What’s spec? It is short for speculative or speculation. It means a writer writes a novel and speculates whether or not it will sell. It is also known as gambling, except instead of gambling with money the writer is gambling with time/labor. Which, as we all know, equals money. This is the traditional way many writers work and there is nothing wrong with this.
And agents want spec manuscripts. That’s how agents work. They sell manuscripts to publishers.
But, being a full time writer with a contract in place, I am no longer one of those writers. Sure, once a writer is established with a publisher, the agent can then sell pitches instead, but I am not in that position. I sell my own pitches to my publisher and get the contracts worked out, but I am in the small press world and I’d love to get into the big press world.
So how the hell do I get an agent without a product in hand that they can sell?
And this is when the eyes roll. I know, I know, I am very lucky to be where I am. I also know that big press publishing is probably not going to treat me as well as small press publishing does. I get that. I also know that small press publishing does not have the reach that big press publishing does. And I like reach (please see my comment above about being compulsively driven to rise).
I want my books to be on billboards and in multiple print ads. I want to have a shot at the NY Times Bestseller list even if it is rigged and decided by an archaic algorithm which involves chicken entrails. I want to see my novels on the front table at Barnes & Noble. I want the possible increase in income that goes with an increase in visibility.
But, most of all, and this is important, I want my novels themselves to take that next step: TV and/or film. I am a huge fan of visual media. Back in high school I wrote my ass off all the time, but my desire was to be a filmmaker. Then I saw the reality of what that meant (this is pre-digital, folks) and decided I neither had the means nor the desire to sell my soul and move to Hollywood.

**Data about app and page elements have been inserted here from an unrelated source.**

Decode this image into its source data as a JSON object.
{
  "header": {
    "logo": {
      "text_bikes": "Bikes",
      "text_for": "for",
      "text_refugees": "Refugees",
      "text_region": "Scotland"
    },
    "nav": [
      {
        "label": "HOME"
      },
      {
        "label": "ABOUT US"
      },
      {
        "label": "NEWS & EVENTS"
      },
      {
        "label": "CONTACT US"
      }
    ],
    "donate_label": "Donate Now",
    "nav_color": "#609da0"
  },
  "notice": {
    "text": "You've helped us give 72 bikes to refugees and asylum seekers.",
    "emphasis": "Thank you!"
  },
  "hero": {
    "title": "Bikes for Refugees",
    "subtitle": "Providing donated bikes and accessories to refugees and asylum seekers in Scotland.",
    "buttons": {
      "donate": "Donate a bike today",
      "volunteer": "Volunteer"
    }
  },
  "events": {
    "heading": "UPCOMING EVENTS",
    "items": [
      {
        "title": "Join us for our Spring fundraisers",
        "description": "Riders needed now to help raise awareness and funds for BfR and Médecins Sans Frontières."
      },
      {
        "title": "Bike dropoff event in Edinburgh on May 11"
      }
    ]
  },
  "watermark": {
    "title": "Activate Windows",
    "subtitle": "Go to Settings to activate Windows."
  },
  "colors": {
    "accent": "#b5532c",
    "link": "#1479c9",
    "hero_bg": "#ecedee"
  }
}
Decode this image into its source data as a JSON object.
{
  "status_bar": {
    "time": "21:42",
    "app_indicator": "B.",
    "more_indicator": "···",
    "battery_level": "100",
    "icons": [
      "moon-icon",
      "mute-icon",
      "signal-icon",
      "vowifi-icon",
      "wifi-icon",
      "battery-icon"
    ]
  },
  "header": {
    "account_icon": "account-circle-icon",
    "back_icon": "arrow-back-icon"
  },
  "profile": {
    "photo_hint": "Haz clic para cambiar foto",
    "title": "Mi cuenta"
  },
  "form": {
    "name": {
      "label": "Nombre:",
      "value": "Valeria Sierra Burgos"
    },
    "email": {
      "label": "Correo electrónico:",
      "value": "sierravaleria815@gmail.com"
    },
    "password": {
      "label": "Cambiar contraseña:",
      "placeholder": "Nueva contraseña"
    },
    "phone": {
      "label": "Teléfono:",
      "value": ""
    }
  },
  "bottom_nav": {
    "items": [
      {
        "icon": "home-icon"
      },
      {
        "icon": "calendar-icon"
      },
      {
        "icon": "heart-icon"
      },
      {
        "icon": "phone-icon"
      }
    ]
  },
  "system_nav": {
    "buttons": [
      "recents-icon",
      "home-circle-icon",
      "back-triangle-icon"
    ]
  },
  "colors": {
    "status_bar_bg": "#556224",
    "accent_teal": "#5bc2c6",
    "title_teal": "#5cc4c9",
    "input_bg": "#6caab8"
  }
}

Yet, now, I could have a sweet hybrid dream of writing full time and seeing that writing end up on the big or small screen. No soul selling (right?) and moving to or really dealing with the Hollywood machine. If I have an agent. If I have someone that can shop my rights around to producers. If I have someone that is willing to be the intermediary between me and the Hollywood machine.
Which brings me back to my original question: will the Bram Stoker nomination help get me an agent? Is it one of those things that agencies look at? Are there people in New York reading the list of Stoker nominees and thinking, “Hmmm, this Jake Bible guy sure is cranking out some books and constantly in and out of the Amazon bestsellers charts. Maybe I should shoot him an email…”. Do those folks exist?
Or is this nomination really more about peer recognition (which is awesome too)?
I have zero answers and I have zero idea what happens now. And what if I were to actually win the award? Is that the golden ticket? Do golden tickets exist in my world of small press genre pulptacularness?
And if I do get noticed by agents, am I willing to hand over 15% of my income to them? That’s a sticky issue right there!
Shit, I actually think this post has raised more questions than answers. Good one, Bible. Good one.
Anyhoo, this is what’s on my mind as I continue my journey through the land of full time writing (the land is not on Google Maps, so don’t bother looking). Maybe one day I’ll stroll this land with an agent by my side. Or maybe not.
I’ll keep y’all posted.